The research team tested three electric pressure cookers: the Carey, Power Pressure Excel, and Instapot at three different altitudes in Utah: Monticello at 7,000 feet, Provo at 4500 feet (the same altitude as Cache Valley) and St. George at 2,900 ft. They used three different foods: raw packed green beans, hot-packed pinto beans, and hot-packed chicken. Raw-packed foods require longer times because they have to be cooked as well as canned. Hot-packed foods have already been cooked. They put data loggers inside each jar that recorded magnitude and hold of temperatures reached.

The results? Only one of the cookers — the Carey — reached 250-degrees at two of the sites. And even then, at one of the sites, it didn’t reach it for the length of time required for green beans. The other two cookers never reached the required temperature at any altitude.

“This is just a preliminary study,” Merrill said. “We still don’t know even if it reaches temperature if it’s safe. We didn’t do a microbial challenge study where they inoculate the food so they know exactly how many spores it contains before and after experimentation.”

Merrill also explained that with stovetop conventional pressure canners, “you do a natural release and wait to open up until the cooker has come down off of pressure by itself … up to 30-40% of the microbial death is during that cool-down. The cookers like Power Pressure Excel don’t have a cool-down cycle.”
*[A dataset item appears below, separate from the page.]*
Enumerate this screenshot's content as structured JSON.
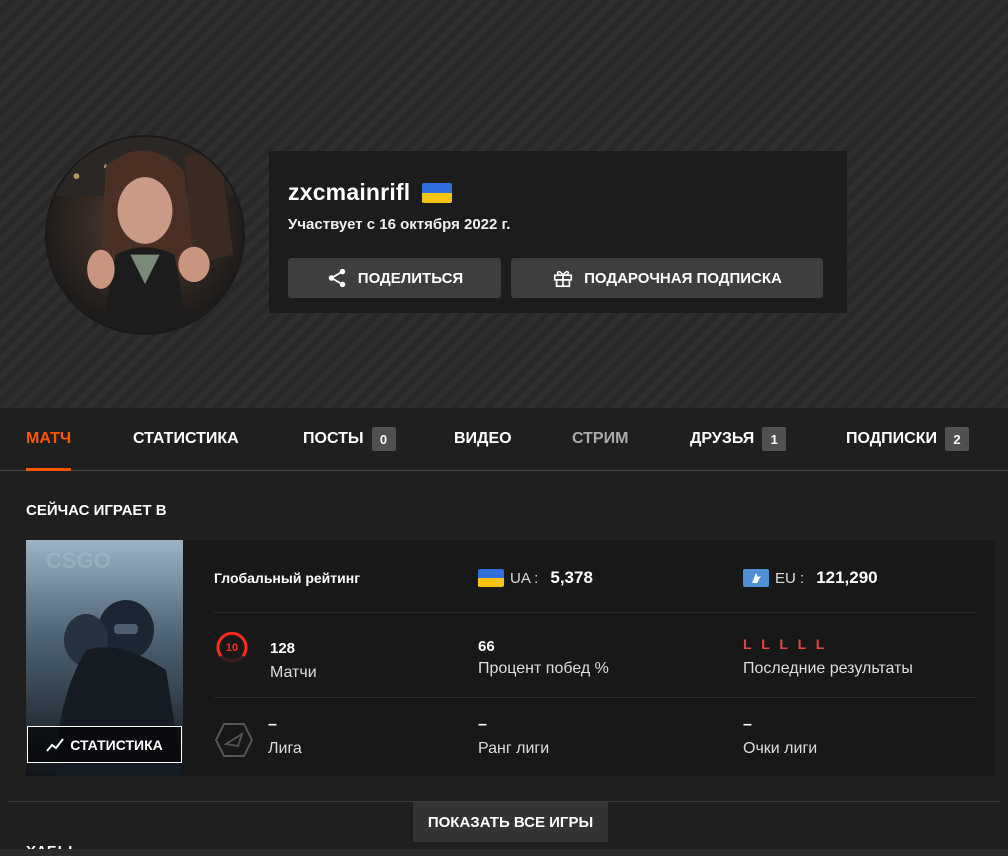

Though Merrill would not can with her electric pressure cooker, she loves using it for regular cooking and, having raised 10 children and canned throughout those years, looks forward to the day she can safely use one for canning.

“It would be nice to push a button and walk away,” Merrill said, “and not have to diligently babysit the pressure gauge on my conventional canner to make sure it stays at pressure.”

Merrill also sees the electric canners becoming even more relevant in the future to the more modern health-conscious small-garden growers.

“The trend is healthier foods, and you get healthier foods by doing it yourself,” Merrill said. “I think they’ll come up with something that works. They just haven’t yet.”

More information about food processing can be found at extension.usu.edu/canning. Merrill also said that local Extension centers are always happy to take calls.